Below are the records; collect from them each line containing the string "name".

→ Dataset rows describing interfaces:
________________________

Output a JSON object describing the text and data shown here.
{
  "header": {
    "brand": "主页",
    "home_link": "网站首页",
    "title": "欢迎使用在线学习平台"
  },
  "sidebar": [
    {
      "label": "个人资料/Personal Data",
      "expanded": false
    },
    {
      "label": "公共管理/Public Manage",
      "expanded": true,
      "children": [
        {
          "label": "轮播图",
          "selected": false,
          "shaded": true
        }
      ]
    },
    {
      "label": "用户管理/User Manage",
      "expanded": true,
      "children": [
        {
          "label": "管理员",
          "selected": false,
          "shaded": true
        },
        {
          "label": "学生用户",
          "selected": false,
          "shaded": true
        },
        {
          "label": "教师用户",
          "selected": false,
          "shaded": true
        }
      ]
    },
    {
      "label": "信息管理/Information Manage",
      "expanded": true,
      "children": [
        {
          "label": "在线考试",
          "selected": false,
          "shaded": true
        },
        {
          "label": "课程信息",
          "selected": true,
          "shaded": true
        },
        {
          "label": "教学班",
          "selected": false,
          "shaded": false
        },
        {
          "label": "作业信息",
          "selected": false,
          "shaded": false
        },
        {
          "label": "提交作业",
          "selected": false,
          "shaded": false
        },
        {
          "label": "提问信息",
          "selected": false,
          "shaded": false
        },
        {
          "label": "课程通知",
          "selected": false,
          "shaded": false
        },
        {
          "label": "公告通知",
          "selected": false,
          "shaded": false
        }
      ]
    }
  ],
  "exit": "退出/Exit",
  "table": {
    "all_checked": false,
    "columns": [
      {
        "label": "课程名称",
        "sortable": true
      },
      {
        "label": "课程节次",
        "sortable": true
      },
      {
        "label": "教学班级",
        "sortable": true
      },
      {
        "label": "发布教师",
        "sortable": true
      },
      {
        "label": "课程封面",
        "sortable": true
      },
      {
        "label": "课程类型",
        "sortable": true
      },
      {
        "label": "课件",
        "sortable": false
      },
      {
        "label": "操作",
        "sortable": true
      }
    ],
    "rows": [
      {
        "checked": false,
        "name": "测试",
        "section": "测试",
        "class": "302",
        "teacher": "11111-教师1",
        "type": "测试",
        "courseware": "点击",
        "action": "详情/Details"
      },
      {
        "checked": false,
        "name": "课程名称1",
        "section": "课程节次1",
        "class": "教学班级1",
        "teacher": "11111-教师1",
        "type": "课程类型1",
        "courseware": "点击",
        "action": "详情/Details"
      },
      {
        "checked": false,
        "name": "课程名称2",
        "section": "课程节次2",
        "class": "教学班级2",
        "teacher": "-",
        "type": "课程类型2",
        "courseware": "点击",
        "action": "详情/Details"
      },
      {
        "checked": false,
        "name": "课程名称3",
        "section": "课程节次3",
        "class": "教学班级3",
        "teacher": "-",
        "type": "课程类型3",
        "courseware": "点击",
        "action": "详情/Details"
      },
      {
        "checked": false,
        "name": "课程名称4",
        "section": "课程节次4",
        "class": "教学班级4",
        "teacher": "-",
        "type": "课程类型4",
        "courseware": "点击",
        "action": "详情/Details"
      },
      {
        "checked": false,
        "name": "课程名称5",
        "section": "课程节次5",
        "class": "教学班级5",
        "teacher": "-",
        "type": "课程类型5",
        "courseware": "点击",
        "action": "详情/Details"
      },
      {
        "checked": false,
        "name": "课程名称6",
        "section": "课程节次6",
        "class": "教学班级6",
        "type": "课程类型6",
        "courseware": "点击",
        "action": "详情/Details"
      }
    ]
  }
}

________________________

→ The answer:
        "name": "测试",
        "name": "课程名称1",
        "name": "课程名称2",
        "name": "课程名称3",
        "name": "课程名称4",
        "name": "课程名称5",
        "name": "课程名称6",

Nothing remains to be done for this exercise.